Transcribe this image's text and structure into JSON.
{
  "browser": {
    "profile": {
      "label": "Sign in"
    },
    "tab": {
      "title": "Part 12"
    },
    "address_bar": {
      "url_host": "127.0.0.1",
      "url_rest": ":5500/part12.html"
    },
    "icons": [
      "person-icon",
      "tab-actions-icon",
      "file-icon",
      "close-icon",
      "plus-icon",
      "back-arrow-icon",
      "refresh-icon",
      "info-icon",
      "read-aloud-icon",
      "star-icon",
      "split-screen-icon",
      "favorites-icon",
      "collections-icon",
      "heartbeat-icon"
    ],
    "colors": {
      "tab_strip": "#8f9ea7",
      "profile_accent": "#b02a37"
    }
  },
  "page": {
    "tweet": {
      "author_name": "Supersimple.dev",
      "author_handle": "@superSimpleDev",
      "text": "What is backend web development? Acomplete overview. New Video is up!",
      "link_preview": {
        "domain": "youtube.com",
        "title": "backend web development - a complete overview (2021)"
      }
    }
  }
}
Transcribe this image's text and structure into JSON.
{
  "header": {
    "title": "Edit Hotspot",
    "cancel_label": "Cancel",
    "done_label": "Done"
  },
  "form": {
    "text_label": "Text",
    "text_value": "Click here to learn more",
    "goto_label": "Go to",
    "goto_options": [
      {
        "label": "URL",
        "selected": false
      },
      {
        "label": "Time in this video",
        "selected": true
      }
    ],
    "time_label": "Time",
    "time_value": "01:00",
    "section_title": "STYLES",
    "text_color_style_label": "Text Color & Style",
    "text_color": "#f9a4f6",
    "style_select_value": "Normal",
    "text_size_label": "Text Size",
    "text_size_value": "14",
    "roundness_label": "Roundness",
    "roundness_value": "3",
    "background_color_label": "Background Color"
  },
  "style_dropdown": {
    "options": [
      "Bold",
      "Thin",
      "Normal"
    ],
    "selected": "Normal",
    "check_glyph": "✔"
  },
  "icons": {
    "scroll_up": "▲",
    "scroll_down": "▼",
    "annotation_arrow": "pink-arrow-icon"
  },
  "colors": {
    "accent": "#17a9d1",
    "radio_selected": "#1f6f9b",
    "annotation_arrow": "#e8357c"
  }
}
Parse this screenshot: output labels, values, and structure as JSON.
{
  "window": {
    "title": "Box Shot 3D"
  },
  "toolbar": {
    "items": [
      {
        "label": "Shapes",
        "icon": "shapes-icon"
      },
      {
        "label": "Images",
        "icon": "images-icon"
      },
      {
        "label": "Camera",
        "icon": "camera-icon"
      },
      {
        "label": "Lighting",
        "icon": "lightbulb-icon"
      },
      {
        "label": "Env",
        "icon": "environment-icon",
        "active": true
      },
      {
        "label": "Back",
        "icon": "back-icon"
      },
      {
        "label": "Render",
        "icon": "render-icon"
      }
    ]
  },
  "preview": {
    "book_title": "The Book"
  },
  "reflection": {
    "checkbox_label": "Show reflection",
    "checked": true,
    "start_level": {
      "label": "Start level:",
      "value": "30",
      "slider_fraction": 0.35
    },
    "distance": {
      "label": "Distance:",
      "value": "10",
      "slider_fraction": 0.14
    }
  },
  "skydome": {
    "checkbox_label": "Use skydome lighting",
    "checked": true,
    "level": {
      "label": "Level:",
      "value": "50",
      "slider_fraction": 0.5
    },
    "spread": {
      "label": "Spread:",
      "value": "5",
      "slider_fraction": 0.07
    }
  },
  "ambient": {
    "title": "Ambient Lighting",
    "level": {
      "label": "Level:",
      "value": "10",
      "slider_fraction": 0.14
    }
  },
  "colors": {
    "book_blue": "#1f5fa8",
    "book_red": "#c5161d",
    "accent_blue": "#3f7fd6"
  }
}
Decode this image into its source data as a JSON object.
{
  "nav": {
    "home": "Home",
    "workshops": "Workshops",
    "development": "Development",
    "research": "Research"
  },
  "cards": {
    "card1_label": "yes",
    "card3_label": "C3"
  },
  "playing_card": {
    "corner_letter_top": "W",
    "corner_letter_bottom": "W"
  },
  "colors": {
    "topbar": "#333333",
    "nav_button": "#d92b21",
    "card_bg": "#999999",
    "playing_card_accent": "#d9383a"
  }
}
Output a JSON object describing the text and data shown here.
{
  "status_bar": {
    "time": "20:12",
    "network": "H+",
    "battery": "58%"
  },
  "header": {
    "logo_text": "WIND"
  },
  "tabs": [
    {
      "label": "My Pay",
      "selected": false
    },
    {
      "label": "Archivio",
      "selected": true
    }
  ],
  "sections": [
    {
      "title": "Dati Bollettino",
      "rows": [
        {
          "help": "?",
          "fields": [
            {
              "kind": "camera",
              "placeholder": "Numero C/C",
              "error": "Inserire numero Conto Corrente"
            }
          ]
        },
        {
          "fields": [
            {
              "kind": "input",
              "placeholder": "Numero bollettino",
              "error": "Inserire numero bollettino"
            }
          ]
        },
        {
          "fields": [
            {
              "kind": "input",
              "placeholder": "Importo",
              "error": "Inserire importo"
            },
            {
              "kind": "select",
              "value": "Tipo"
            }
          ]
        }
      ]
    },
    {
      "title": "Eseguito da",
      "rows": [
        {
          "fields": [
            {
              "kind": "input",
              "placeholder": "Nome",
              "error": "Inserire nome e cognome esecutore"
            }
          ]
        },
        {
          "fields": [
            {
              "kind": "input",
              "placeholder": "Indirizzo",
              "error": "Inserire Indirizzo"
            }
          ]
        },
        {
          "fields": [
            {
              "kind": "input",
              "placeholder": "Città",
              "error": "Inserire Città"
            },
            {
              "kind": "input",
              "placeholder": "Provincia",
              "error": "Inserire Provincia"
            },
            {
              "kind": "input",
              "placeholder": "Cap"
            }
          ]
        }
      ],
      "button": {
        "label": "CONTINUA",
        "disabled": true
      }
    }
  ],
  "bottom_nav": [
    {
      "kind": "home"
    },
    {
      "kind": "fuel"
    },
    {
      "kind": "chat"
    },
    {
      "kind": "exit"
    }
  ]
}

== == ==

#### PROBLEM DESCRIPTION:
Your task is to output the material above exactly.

#### EXPECTED ANSWER:
Transcribe this image's text and structure into JSON.
{
  "browser": {
    "profile": {
      "label": "Sign in"
    },
    "tab": {
      "title": "Part 12"
    },
    "address_bar": {
      "url_host": "127.0.0.1",
      "url_rest": ":5500/part12.html"
    },
    "icons": [
      "person-icon",
      "tab-actions-icon",
      "file-icon",
      "close-icon",
      "plus-icon",
      "back-arrow-icon",
      "refresh-icon",
      "info-icon",
      "read-aloud-icon",
      "star-icon",
      "split-screen-icon",
      "favorites-icon",
      "collections-icon",
      "heartbeat-icon"
    ],
    "colors": {
      "tab_strip": "#8f9ea7",
      "profile_accent": "#b02a37"
    }
  },
  "page": {
    "tweet": {
      "author_name": "Supersimple.dev",
      "author_handle": "@superSimpleDev",
      "text": "What is backend web development? Acomplete overview. New Video is up!",
      "link_preview": {
        "domain": "youtube.com",
        "title": "backend web development - a complete overview (2021)"
      }
    }
  }
}
Transcribe this image's text and structure into JSON.
{
  "header": {
    "title": "Edit Hotspot",
    "cancel_label": "Cancel",
    "done_label": "Done"
  },
  "form": {
    "text_label": "Text",
    "text_value": "Click here to learn more",
    "goto_label": "Go to",
    "goto_options": [
      {
        "label": "URL",
        "selected": false
      },
      {
        "label": "Time in this video",
        "selected": true
      }
    ],
    "time_label": "Time",
    "time_value": "01:00",
    "section_title": "STYLES",
    "text_color_style_label": "Text Color & Style",
    "text_color": "#f9a4f6",
    "style_select_value": "Normal",
    "text_size_label": "Text Size",
    "text_size_value": "14",
    "roundness_label": "Roundness",
    "roundness_value": "3",
    "background_color_label": "Background Color"
  },
  "style_dropdown": {
    "options": [
      "Bold",
      "Thin",
      "Normal"
    ],
    "selected": "Normal",
    "check_glyph": "✔"
  },
  "icons": {
    "scroll_up": "▲",
    "scroll_down": "▼",
    "annotation_arrow": "pink-arrow-icon"
  },
  "colors": {
    "accent": "#17a9d1",
    "radio_selected": "#1f6f9b",
    "annotation_arrow": "#e8357c"
  }
}
Parse this screenshot: output labels, values, and structure as JSON.
{
  "window": {
    "title": "Box Shot 3D"
  },
  "toolbar": {
    "items": [
      {
        "label": "Shapes",
        "icon": "shapes-icon"
      },
      {
        "label": "Images",
        "icon": "images-icon"
      },
      {
        "label": "Camera",
        "icon": "camera-icon"
      },
      {
        "label": "Lighting",
        "icon": "lightbulb-icon"
      },
      {
        "label": "Env",
        "icon": "environment-icon",
        "active": true
      },
      {
        "label": "Back",
        "icon": "back-icon"
      },
      {
        "label": "Render",
        "icon": "render-icon"
      }
    ]
  },
  "preview": {
    "book_title": "The Book"
  },
  "reflection": {
    "checkbox_label": "Show reflection",
    "checked": true,
    "start_level": {
      "label": "Start level:",
      "value": "30",
      "slider_fraction": 0.35
    },
    "distance": {
      "label": "Distance:",
      "value": "10",
      "slider_fraction": 0.14
    }
  },
  "skydome": {
    "checkbox_label": "Use skydome lighting",
    "checked": true,
    "level": {
      "label": "Level:",
      "value": "50",
      "slider_fraction": 0.5
    },
    "spread": {
      "label": "Spread:",
      "value": "5",
      "slider_fraction": 0.07
    }
  },
  "ambient": {
    "title": "Ambient Lighting",
    "level": {
      "label": "Level:",
      "value": "10",
      "slider_fraction": 0.14
    }
  },
  "colors": {
    "book_blue": "#1f5fa8",
    "book_red": "#c5161d",
    "accent_blue": "#3f7fd6"
  }
}
Decode this image into its source data as a JSON object.
{
  "nav": {
    "home": "Home",
    "workshops": "Workshops",
    "development": "Development",
    "research": "Research"
  },
  "cards": {
    "card1_label": "yes",
    "card3_label": "C3"
  },
  "playing_card": {
    "corner_letter_top": "W",
    "corner_letter_bottom": "W"
  },
  "colors": {
    "topbar": "#333333",
    "nav_button": "#d92b21",
    "card_bg": "#999999",
    "playing_card_accent": "#d9383a"
  }
}
Output a JSON object describing the text and data shown here.
{
  "status_bar": {
    "time": "20:12",
    "network": "H+",
    "battery": "58%"
  },
  "header": {
    "logo_text": "WIND"
  },
  "tabs": [
    {
      "label": "My Pay",
      "selected": false
    },
    {
      "label": "Archivio",
      "selected": true
    }
  ],
  "sections": [
    {
      "title": "Dati Bollettino",
      "rows": [
        {
          "help": "?",
          "fields": [
            {
              "kind": "camera",
              "placeholder": "Numero C/C",
              "error": "Inserire numero Conto Corrente"
            }
          ]
        },
        {
          "fields": [
            {
              "kind": "input",
              "placeholder": "Numero bollettino",
              "error": "Inserire numero bollettino"
            }
          ]
        },
        {
          "fields": [
            {
              "kind": "input",
              "placeholder": "Importo",
              "error": "Inserire importo"
            },
            {
              "kind": "select",
              "value": "Tipo"
            }
          ]
        }
      ]
    },
    {
      "title": "Eseguito da",
      "rows": [
        {
          "fields": [
            {
              "kind": "input",
              "placeholder": "Nome",
              "error": "Inserire nome e cognome esecutore"
            }
          ]
        },
        {
          "fields": [
            {
              "kind": "input",
              "placeholder": "Indirizzo",
              "error": "Inserire Indirizzo"
            }
          ]
        },
        {
          "fields": [
            {
              "kind": "input",
              "placeholder": "Città",
              "error": "Inserire Città"
            },
            {
              "kind": "input",
              "placeholder": "Provincia",
              "error": "Inserire Provincia"
            },
            {
              "kind": "input",
              "placeholder": "Cap"
            }
          ]
        }
      ],
      "button": {
        "label": "CONTINUA",
        "disabled": true
      }
    }
  ],
  "bottom_nav": [
    {
      "kind": "home"
    },
    {
      "kind": "fuel"
    },
    {
      "kind": "chat"
    },
    {
      "kind": "exit"
    }
  ]
}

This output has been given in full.